transformative design is design seen from the future.
Why transformative design?
Design is at the beginning of the lifecycle of every product. As a result, design is becoming more important today than it was 20 years ago, when the still ongoing model of a growth economy is causing exponentially increasing social, ecological and economic problems. We are aware of our global limits and must act now and today.
Transformative design enables products to trigger transformative processes among users and to question our buying behaviour and the use of e.g. clothes. These transformative solutions are need-satisfying, problem-solving, market relevant and often resource-efficient (Tischner, 2013).
In the current discourse design we are currently dealing mainly with waste management in the form of avoidance, as in zero waste design, re- or upcycling or in the form of transformation into nutrients and technical materials that can be further used, as in circular design.
Transformative design, however, goes one step further: it is design viewed from the future. Conceptually, it is based on the research field of transformational design that emerged a few years ago in interdisciplinary sustainability research (see Welzer, Schneidewind). In contrast, transformative design clearly describes the manufacture of products and their interaction with users, which can generate added value or positive outcomes. This can be of socio-cultural, ecological or economic nature.
In this sense, transformative design strategies can be a driver for future-oriented solutions in the garment industry (Fletcher, 2012). While conventional design in fashion has so far focused primarily on aesthetics, optics and haptics in relation to the wishes and needs of individual target groups, transformative design must, however, deal with different framework conditions in the sense of securing a sustainable future. These are primarily to be understood under social and environmental aspects. However, they also contain a great potential for innovation in the sense of adapting to a future-oriented orientation of the apparel industry, which has to deal with the requirements of an ever faster advancing digitalisation and automation in the industry.

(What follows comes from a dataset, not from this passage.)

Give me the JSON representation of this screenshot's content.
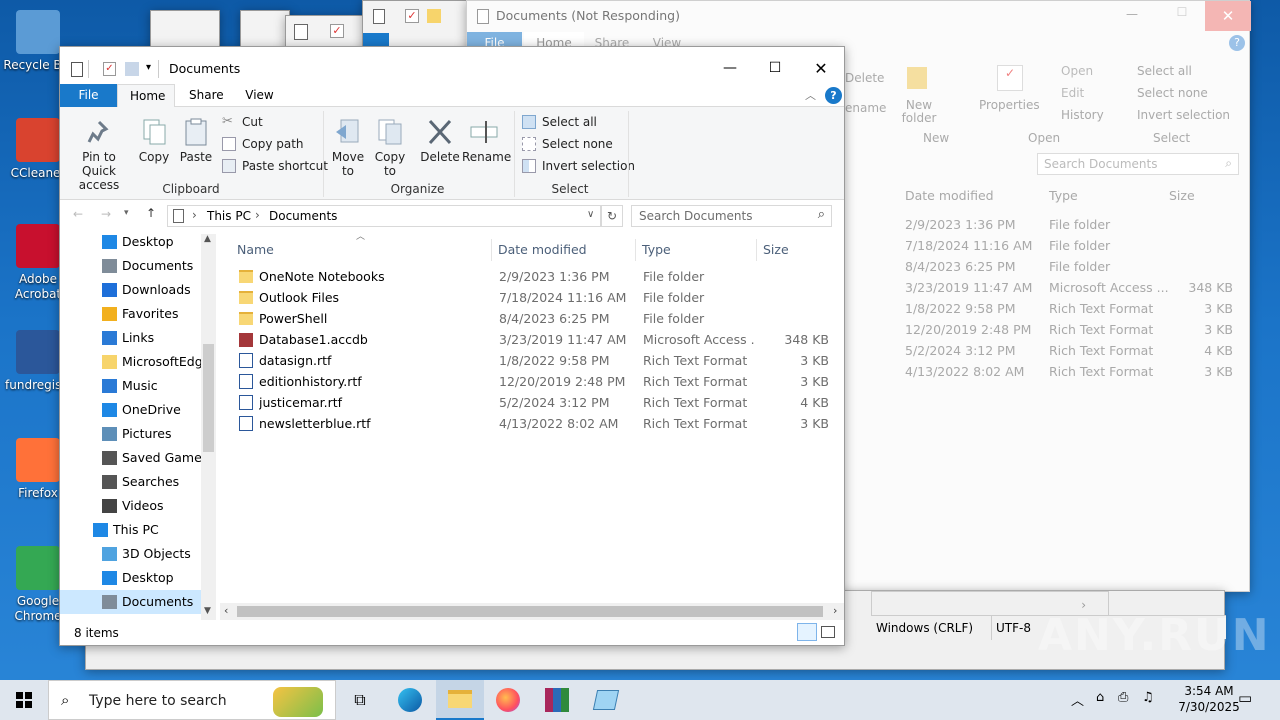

Thus, starting from the future, transformative design no longer only deals with the question of resource conservation, better handling of non-sustainable materials such as petroleum-based fibers or strategies for waste management, but poses completely different questions to the products that are to be created. These are products that are clearly intended to serve the post-growth society and not a society that regards the increase of capital of individuals and companies as the ultimate goal. One example is "Gift Design", the giving of design to unknown or disadvantaged people in order to improve their personal situation and promote a new way of living together. For these new design strategies, different competences of designers are necessary. Tolerance, empathy and compassion are at the top of the list and can be promoted through design.